I’m feeling very vulnerable these days, so much to fear – gun violence, political unrest, even the Zika virus.
I grew up in suburbia during the 60’s, where mothers let their children play freely outdoors , only calling them in come dinnertime. I was small for my age, but so desired freedom that I borrowed my best friend’s older sister’s bicycle. Now I had wheels! I tied wooden blocks onto the pedals with bungee cord so I could reach them. Certainly not fashion forward, but that was fine with me because now I was free to fly!
After school Karen (b.f. in question) and I would take the egg sandwiches that her mother had prepared for us along with her specialty, homemade Rice Krispie treats into the nearby fields and had a picnic. I felt free, happy and safe.
I don’t think I have felt safe since then.
Last week I surprised my roommate Lorraine with a getaway to celebrate her sixtieth birthday. I rented a teeny tiny cottage on the shores of Lake Simcoe that accepted dogs, so that Lucille too could enjoy the celebration. My bedroom faced directly onto the lake, where I woke to the soft lapping of the water. I, who have always had music playing in the background of my life, forgo music to listen solely to that soothing sound.
I took Lorraine to this quaint lake side inn near our cottage for her birthday dinner. We were having an enjoyable evening when she started talking about a project she is working on. She began talking louder and louder about the unscrupulous people she is being forced to work with, and how everyone is corrupt. Suddenly, in the middle of her diatribe, I began to feel extremely sad. As I sat across from her trying to stay calm I could not stop a torrent of tears from streaming. I excused myself and went outside to catch my breath and right myself. What tripped me over the edge? I’m not 100% certain, but just before I began to cry, I kept thinking:
I am alone and unsafe, and will be alone for the rest of my days.
I had a sense that her anger and her frustration with her colleagues, spilled over onto me energetically, making me feel alone and scared. I took a few deep breaths, told myself that I was safe, went back into the inn. I somewhat calmly told Lorraine that I really wanted to support her in this frustrating time, but I needed her to do her best and contain herself.
This conversation of course, was a variation of the hundreds we have had over the years, never to be resolved. I kept trying to make Lorraine understand that she is responsible for her energy, but I don’t think she thinks she is responsible nor does she want to be responsible.
I however, can and must be responsible for my energy. The next morning I got up early and took Lucille for a quiet walk around the lake. Thoughts about what had transpired last night were forefront on my mind. How can I feel safe? What would safety look like for me?
I thought about my days in the fields with Karen, and how safe and centered I felt.

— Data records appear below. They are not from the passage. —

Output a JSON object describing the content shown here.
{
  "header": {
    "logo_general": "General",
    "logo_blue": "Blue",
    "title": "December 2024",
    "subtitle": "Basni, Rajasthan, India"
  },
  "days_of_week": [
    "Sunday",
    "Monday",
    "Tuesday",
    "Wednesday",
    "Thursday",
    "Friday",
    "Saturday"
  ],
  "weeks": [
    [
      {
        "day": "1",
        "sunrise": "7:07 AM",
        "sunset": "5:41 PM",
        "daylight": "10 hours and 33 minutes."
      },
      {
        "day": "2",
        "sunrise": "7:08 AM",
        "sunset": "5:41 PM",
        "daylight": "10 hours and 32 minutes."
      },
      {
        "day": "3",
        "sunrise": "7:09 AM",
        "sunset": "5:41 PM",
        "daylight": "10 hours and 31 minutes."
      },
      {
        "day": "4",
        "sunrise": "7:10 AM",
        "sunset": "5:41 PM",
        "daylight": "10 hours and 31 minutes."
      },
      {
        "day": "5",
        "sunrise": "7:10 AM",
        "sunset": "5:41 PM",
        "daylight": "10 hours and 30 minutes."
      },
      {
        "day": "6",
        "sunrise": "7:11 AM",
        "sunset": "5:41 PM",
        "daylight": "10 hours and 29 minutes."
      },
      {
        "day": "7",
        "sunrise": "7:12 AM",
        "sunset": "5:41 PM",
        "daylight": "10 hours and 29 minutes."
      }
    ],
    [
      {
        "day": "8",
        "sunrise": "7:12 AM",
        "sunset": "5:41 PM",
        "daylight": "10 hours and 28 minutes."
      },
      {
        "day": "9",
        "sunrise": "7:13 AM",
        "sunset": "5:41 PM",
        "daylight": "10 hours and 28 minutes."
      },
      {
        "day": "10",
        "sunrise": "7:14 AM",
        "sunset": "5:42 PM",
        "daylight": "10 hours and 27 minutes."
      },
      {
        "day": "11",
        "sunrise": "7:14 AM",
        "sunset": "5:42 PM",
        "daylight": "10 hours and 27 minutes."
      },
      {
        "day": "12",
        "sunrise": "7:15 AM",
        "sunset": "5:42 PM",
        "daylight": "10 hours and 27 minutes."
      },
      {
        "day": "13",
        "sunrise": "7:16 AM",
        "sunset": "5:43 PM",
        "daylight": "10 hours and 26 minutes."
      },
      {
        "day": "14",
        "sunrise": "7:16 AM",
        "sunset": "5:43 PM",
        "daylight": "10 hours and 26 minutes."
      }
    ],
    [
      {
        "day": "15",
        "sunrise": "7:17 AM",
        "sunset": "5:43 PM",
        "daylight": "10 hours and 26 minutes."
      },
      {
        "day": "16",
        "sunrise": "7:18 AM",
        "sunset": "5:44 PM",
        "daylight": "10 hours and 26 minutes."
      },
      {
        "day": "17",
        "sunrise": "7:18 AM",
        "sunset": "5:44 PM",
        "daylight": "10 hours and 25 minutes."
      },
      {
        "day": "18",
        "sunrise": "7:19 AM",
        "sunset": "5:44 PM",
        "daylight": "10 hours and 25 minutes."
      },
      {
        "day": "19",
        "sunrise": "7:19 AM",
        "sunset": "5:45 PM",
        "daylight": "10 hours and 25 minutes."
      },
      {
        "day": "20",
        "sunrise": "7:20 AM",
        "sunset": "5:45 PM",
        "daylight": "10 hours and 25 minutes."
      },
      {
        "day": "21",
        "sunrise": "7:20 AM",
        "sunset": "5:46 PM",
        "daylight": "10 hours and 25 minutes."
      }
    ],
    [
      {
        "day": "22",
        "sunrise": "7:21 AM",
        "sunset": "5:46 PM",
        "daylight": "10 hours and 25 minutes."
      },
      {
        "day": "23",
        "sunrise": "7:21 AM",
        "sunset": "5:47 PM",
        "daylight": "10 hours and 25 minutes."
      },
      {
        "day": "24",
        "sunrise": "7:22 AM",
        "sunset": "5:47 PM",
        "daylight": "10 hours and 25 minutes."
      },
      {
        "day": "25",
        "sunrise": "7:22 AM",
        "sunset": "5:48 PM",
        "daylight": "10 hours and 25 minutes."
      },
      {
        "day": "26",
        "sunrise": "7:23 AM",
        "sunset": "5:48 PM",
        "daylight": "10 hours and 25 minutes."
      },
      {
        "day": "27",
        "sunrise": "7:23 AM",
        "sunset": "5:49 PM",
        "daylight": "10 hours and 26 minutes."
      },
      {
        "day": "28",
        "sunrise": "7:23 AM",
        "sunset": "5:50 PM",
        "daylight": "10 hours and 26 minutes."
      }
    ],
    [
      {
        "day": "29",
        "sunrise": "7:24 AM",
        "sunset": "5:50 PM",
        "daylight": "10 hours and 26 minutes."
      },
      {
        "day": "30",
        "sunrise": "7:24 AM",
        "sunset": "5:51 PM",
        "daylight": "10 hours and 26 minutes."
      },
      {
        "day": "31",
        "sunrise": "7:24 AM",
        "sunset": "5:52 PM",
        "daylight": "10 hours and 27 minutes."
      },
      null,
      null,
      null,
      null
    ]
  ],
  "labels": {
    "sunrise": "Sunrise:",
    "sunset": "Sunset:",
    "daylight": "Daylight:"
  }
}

How could I recreate those feelings of safety here and now, and call up those feeling when needed?
My mother was not a nurturing soul, so going to Karen’s house and having her mother pay attention to me was immensely comforting. I have been looking for her comforting presence in all the women I date, but until now have sadly, only chosen women like my mother.
Could it be possible for me right now to cull up those feelings of safety? I tried to remember Dorothy’s kitchen where Karen and I would sit at the table talking about our day at school while Dorothy would make us those delicious sandwiches.
Yes, I could. I felt instantly transported back in time and could feel my breath lengthen and my shoulders relax. Okay, this felt great!! But while those memories made me relax, I still didn’t feel safe. What was missing?
Oh shit! I need to feel my grief. Pushing my grief away since childhood, had made me perennially perky, which left me feeling exhausted and numb. This pushing away of my grief had led me into relationships with women like me, who chose not connect to their pain.
That is why I felt so alone with Lorraine last week. In her need to release her stress and anger about her work, she wasn’t connecting to her grief, just to her rage. I in turn, felt the need to tell her how bad and inappropriate she was in sharing her anger. Now it was my turn to not feel Lorraine, but just my own anger. I was afraid that if I felt my grief, my grief would consume me, because my grief felt that enormous.
I walked along the shore still crying,thinking that it was time. Time to feel my sadness and yes grief, about Lorraine and the trail of women before her, starting with my mother. So much better to feel sad, than the nothingness I had felt for years.
I let my grief wash over me and through me. I didn’t have to do anything, or say anything. I just had to feel, and keep on breathing.
I did and I am, still.